◆ Work order ◆
In the records that follow, find each line with the word "name" and copy it.

◆ Study material ◆

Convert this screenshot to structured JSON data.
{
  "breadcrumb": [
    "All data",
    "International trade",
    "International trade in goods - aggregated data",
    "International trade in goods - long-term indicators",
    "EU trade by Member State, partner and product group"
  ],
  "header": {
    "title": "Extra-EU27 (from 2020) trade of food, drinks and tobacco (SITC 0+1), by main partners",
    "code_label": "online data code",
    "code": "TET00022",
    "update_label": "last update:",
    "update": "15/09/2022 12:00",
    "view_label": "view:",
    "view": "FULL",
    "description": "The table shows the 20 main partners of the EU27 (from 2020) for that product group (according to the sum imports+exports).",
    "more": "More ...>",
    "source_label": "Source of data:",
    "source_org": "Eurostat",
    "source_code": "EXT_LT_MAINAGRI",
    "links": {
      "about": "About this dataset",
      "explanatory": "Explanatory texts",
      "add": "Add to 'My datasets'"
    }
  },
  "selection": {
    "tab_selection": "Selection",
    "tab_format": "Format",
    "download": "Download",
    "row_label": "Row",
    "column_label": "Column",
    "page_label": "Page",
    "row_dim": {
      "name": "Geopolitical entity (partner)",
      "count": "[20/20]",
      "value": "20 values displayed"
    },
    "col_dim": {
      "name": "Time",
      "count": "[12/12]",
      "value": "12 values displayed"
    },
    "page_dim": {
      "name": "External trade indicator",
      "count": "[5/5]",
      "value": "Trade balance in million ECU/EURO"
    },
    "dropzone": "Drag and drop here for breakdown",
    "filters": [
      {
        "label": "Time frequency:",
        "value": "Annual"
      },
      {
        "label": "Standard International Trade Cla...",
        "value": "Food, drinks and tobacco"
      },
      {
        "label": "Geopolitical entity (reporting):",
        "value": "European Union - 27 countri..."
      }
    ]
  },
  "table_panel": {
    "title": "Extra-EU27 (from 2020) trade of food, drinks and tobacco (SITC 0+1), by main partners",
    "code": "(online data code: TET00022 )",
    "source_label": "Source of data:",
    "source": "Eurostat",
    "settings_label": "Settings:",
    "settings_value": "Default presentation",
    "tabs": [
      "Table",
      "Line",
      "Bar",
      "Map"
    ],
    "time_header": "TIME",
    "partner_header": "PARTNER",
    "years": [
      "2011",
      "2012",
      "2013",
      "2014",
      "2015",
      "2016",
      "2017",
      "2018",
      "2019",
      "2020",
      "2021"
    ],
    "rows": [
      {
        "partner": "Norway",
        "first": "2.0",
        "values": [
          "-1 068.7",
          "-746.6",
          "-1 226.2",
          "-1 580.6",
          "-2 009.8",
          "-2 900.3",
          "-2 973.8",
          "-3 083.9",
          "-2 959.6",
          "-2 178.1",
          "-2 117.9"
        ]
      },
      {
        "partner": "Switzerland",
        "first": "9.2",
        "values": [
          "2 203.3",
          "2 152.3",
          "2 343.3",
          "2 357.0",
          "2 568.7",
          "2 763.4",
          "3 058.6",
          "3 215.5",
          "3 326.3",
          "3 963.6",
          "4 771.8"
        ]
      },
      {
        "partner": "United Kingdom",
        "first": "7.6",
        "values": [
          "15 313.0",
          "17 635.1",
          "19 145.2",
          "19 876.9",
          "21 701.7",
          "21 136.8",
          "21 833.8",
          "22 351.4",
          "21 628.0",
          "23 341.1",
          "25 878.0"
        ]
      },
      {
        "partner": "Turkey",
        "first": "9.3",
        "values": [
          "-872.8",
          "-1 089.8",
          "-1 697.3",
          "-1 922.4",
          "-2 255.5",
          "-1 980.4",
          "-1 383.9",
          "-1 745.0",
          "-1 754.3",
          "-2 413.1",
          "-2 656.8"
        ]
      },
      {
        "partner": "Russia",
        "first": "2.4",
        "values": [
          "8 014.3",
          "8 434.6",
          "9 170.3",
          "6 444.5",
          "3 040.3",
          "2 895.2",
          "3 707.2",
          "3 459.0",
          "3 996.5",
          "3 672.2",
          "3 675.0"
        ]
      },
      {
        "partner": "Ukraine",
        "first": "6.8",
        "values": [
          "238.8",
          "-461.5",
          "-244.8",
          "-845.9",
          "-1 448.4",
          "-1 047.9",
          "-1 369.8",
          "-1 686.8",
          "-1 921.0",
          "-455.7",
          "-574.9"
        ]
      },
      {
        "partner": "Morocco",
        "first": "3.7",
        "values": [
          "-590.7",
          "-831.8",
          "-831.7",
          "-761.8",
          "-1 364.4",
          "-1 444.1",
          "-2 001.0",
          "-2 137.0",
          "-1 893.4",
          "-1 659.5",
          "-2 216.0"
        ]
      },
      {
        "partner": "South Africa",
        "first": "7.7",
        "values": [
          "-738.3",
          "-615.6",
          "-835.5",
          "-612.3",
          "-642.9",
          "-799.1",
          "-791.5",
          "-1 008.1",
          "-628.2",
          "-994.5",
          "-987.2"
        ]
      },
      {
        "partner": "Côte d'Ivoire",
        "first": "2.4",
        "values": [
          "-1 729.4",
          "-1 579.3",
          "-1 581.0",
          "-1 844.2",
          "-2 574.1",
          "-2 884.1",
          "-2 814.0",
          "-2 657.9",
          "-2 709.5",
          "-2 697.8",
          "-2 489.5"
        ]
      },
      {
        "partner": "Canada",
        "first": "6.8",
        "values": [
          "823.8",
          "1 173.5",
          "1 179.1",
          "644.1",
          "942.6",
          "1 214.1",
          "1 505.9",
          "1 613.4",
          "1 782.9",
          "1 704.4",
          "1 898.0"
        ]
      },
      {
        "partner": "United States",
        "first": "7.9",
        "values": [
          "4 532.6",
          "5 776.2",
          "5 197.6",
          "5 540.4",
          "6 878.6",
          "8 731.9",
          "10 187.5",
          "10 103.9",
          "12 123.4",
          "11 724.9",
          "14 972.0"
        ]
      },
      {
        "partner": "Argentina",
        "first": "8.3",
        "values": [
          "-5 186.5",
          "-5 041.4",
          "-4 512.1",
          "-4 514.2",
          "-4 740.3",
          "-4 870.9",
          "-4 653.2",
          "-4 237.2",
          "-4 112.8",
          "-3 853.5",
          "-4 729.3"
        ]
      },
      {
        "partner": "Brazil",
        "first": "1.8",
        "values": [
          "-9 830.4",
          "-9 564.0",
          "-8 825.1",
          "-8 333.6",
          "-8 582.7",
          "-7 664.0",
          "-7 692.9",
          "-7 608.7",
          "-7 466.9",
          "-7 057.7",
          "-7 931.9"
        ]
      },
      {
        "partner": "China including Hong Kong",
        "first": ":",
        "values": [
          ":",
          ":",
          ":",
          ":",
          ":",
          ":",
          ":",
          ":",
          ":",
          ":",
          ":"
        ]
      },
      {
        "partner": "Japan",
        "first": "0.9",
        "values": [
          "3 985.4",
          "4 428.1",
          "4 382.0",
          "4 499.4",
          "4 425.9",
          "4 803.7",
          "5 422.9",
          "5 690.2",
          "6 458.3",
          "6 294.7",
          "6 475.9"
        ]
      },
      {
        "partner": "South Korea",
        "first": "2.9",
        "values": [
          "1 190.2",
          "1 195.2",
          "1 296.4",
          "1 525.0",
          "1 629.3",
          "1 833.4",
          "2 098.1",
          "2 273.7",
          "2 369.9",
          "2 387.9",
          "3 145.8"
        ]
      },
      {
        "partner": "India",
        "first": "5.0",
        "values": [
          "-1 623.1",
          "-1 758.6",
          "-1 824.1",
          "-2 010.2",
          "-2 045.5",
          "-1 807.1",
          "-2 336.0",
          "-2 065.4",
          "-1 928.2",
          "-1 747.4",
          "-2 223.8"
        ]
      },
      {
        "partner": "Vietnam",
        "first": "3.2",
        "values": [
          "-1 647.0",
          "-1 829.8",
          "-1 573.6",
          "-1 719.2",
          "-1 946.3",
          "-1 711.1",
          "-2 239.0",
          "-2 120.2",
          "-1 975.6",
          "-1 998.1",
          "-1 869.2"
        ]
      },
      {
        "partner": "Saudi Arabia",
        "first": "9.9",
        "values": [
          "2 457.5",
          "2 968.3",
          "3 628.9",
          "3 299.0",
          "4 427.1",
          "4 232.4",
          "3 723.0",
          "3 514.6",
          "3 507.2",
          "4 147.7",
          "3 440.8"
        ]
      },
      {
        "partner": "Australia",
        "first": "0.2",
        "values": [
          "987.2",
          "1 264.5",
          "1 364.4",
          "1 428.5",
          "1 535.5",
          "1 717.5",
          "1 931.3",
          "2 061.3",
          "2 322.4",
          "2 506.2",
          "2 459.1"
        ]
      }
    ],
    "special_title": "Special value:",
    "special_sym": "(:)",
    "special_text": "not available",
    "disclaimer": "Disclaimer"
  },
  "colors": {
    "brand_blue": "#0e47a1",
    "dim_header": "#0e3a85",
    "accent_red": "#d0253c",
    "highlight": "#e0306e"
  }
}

◆ Written response ◆
      "name": "Geopolitical entity (partner)",
      "name": "Time",
      "name": "External trade indicator",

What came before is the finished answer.